Mazolco, another company co-founded by Leo, makes all the tostadas and corn chips for Milli, with an eye to rebuilding the heirloom corn market long diminished by American GMO hybrids. Patricia Hernandez, another co-founder, says they’re hoping the wages they pay and the quality of their product will bring more value to what’s produced in the fields, in turn creating better livelihoods for the farmers. “The community knows how much we pay at Mazolco,” Patricia says. “Now when people from outside come to buy maiz for cheap, the growers can refuse to sell.”
At the end of the day at Milli, Leo points out a saying on one of the walls, which reads in Nahuatl: “A flower said to me that my heart is content when I care for my milpa.” From the comal, Gabriella plates some chalupas, and Benjamin delivers the offering to a table of tourists. They believe the dish and the gesture behind it help build meaningful changes; from the kitchen to the field, they’re making traditional ways of living relevant again for those both here and in Philadelphia. “I like selling our products that come from Ozolco.
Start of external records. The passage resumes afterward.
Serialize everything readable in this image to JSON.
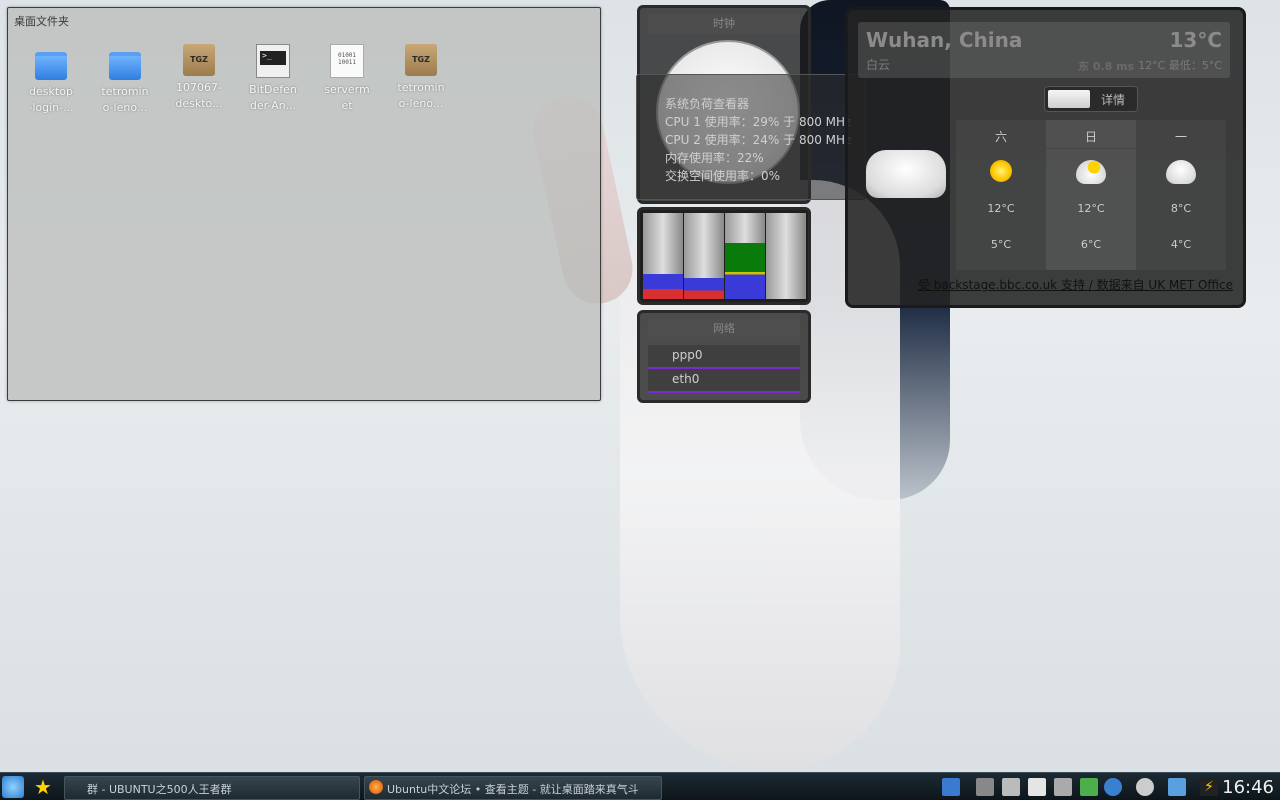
{
  "folder_view": {
    "title": "桌面文件夹",
    "files": [
      {
        "label1": "desktop",
        "label2": "-login-...",
        "icon": "folder-icon"
      },
      {
        "label1": "tetromin",
        "label2": "o-leno...",
        "icon": "folder-icon"
      },
      {
        "label1": "107067-",
        "label2": "deskto...",
        "icon": "tgz-archive-icon",
        "badge": "TGZ"
      },
      {
        "label1": "BitDefen",
        "label2": "der-An...",
        "icon": "terminal-script-icon",
        "badge": ">_"
      },
      {
        "label1": "serverm",
        "label2": "et",
        "icon": "binary-file-icon",
        "badge": "01001\n10011"
      },
      {
        "label1": "tetromin",
        "label2": "o-leno...",
        "icon": "tgz-archive-icon",
        "badge": "TGZ"
      }
    ]
  },
  "clock_widget": {
    "title": "时钟"
  },
  "system_load_tooltip": {
    "title": "系统负荷查看器",
    "lines": [
      "CPU 1 使用率：29% 于 800 MHz",
      "CPU 2 使用率：24% 于 800 MHz",
      "内存使用率：22%",
      "交换空间使用率：0%"
    ]
  },
  "load_bars": [
    {
      "name": "cpu1",
      "fraction": 0.29
    },
    {
      "name": "cpu2",
      "fraction": 0.24
    },
    {
      "name": "memory",
      "fraction": 0.65
    },
    {
      "name": "swap",
      "fraction": 0.0
    }
  ],
  "network_widget": {
    "title": "网络",
    "interfaces": [
      "ppp0",
      "eth0"
    ]
  },
  "weather": {
    "city": "Wuhan, China",
    "temp": "13°C",
    "condition": "白云",
    "wind": "东 0.8 ms",
    "range": "12°C 最低：5°C",
    "toggle_label": "详情",
    "forecast": [
      {
        "day": "六",
        "icon": "sunny-icon",
        "high": "12°C",
        "low": "5°C"
      },
      {
        "day": "日",
        "icon": "partly-cloudy-icon",
        "high": "12°C",
        "low": "6°C"
      },
      {
        "day": "一",
        "icon": "cloudy-icon",
        "high": "8°C",
        "low": "4°C"
      }
    ],
    "credit": "受 backstage.bbc.co.uk 支持 / 数据来自 UK MET Office"
  },
  "taskbar": {
    "tasks": [
      "群 - UBUNTU之500人王者群",
      "Ubuntu中文论坛 • 查看主题 - 就让桌面踏来真气斗"
    ],
    "clock": "16:46"
  }
}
I’m happy. I feel we’re doing something good,” Leo says. “But the thing I’ve thought the most about is how to include more people. We’re not the only ones.”